=== Work task ===
Every entry needs to be duplicated exactly.

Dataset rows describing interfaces
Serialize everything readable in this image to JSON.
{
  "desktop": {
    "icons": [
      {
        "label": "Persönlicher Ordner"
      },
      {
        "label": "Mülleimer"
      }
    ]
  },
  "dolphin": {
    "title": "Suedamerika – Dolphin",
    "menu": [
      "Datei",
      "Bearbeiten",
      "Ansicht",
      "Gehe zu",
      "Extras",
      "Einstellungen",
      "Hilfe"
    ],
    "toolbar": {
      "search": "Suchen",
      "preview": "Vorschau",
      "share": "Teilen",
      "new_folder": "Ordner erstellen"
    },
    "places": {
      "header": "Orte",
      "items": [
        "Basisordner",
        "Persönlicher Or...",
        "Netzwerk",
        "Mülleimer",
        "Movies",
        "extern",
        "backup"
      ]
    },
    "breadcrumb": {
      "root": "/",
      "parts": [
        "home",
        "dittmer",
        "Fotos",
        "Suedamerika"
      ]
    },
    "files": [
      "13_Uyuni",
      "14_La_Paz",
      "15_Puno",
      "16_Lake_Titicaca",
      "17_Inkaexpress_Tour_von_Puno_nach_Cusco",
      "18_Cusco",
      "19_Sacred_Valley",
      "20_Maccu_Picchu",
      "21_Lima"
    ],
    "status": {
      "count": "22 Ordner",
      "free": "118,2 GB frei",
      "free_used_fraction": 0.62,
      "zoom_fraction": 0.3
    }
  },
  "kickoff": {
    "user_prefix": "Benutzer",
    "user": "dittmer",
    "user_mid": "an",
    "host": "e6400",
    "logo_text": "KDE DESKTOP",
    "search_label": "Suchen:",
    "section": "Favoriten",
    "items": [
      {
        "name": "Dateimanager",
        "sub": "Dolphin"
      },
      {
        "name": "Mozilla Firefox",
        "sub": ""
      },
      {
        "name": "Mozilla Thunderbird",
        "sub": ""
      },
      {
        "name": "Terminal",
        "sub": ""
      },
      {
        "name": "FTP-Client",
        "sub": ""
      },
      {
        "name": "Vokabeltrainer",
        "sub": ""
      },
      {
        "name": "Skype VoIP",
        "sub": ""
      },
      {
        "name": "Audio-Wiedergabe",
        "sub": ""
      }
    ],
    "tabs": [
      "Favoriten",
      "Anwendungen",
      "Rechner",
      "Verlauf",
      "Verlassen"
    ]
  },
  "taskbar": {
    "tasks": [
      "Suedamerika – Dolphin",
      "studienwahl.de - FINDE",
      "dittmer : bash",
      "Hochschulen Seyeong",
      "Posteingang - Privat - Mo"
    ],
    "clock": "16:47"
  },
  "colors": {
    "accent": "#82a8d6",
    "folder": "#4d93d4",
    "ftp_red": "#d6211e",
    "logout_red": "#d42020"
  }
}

=== Written response ===
Serialize everything readable in this image to JSON.
{
  "desktop": {
    "icons": [
      {
        "label": "Persönlicher Ordner"
      },
      {
        "label": "Mülleimer"
      }
    ]
  },
  "dolphin": {
    "title": "Suedamerika – Dolphin",
    "menu": [
      "Datei",
      "Bearbeiten",
      "Ansicht",
      "Gehe zu",
      "Extras",
      "Einstellungen",
      "Hilfe"
    ],
    "toolbar": {
      "search": "Suchen",
      "preview": "Vorschau",
      "share": "Teilen",
      "new_folder": "Ordner erstellen"
    },
    "places": {
      "header": "Orte",
      "items": [
        "Basisordner",
        "Persönlicher Or...",
        "Netzwerk",
        "Mülleimer",
        "Movies",
        "extern",
        "backup"
      ]
    },
    "breadcrumb": {
      "root": "/",
      "parts": [
        "home",
        "dittmer",
        "Fotos",
        "Suedamerika"
      ]
    },
    "files": [
      "13_Uyuni",
      "14_La_Paz",
      "15_Puno",
      "16_Lake_Titicaca",
      "17_Inkaexpress_Tour_von_Puno_nach_Cusco",
      "18_Cusco",
      "19_Sacred_Valley",
      "20_Maccu_Picchu",
      "21_Lima"
    ],
    "status": {
      "count": "22 Ordner",
      "free": "118,2 GB frei",
      "free_used_fraction": 0.62,
      "zoom_fraction": 0.3
    }
  },
  "kickoff": {
    "user_prefix": "Benutzer",
    "user": "dittmer",
    "user_mid": "an",
    "host": "e6400",
    "logo_text": "KDE DESKTOP",
    "search_label": "Suchen:",
    "section": "Favoriten",
    "items": [
      {
        "name": "Dateimanager",
        "sub": "Dolphin"
      },
      {
        "name": "Mozilla Firefox",
        "sub": ""
      },
      {
        "name": "Mozilla Thunderbird",
        "sub": ""
      },
      {
        "name": "Terminal",
        "sub": ""
      },
      {
        "name": "FTP-Client",
        "sub": ""
      },
      {
        "name": "Vokabeltrainer",
        "sub": ""
      },
      {
        "name": "Skype VoIP",
        "sub": ""
      },
      {
        "name": "Audio-Wiedergabe",
        "sub": ""
      }
    ],
    "tabs": [
      "Favoriten",
      "Anwendungen",
      "Rechner",
      "Verlauf",
      "Verlassen"
    ]
  },
  "taskbar": {
    "tasks": [
      "Suedamerika – Dolphin",
      "studienwahl.de - FINDE",
      "dittmer : bash",
      "Hochschulen Seyeong",
      "Posteingang - Privat - Mo"
    ],
    "clock": "16:47"
  },
  "colors": {
    "accent": "#82a8d6",
    "folder": "#4d93d4",
    "ftp_red": "#d6211e",
    "logout_red": "#d42020"
  }
}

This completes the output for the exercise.